(Data to process Opens)
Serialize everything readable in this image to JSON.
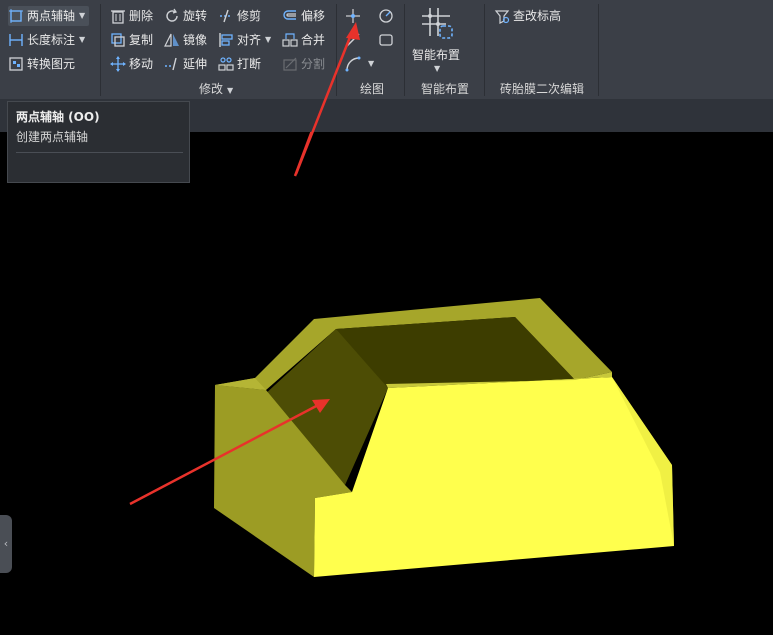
{
  "ribbon": {
    "col1": [
      {
        "label": "两点辅轴",
        "icon": "axis-two-points-icon",
        "has_dropdown": true,
        "selected": true
      },
      {
        "label": "长度标注",
        "icon": "length-dimension-icon",
        "has_dropdown": true
      },
      {
        "label": "转换图元",
        "icon": "convert-element-icon",
        "has_dropdown": false
      }
    ],
    "modify": {
      "group_label": "修改",
      "items": [
        {
          "label": "删除",
          "icon": "delete-icon"
        },
        {
          "label": "旋转",
          "icon": "rotate-icon"
        },
        {
          "label": "修剪",
          "icon": "trim-icon"
        },
        {
          "label": "偏移",
          "icon": "offset-icon"
        },
        {
          "label": "复制",
          "icon": "copy-icon"
        },
        {
          "label": "镜像",
          "icon": "mirror-icon"
        },
        {
          "label": "对齐",
          "icon": "align-icon",
          "has_dropdown": true
        },
        {
          "label": "合并",
          "icon": "merge-icon"
        },
        {
          "label": "移动",
          "icon": "move-icon"
        },
        {
          "label": "延伸",
          "icon": "extend-icon"
        },
        {
          "label": "打断",
          "icon": "break-icon"
        },
        {
          "label": "分割",
          "icon": "split-icon",
          "disabled": true
        }
      ]
    },
    "draw": {
      "group_label": "绘图"
    },
    "smart": {
      "button_label": "智能布置",
      "group_label": "智能布置"
    },
    "tire": {
      "button_label": "查改标高",
      "group_label": "砖胎膜二次编辑"
    }
  },
  "tooltip": {
    "title": "两点辅轴 (OO)",
    "description": "创建两点辅轴"
  },
  "colors": {
    "ribbon_bg": "#3b3f47",
    "model_yellow": "#ffff4d",
    "model_olive": "#9c9c24",
    "model_dark": "#3a3a00",
    "arrow_red": "#e8322b"
  }
}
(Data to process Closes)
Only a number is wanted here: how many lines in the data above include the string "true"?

5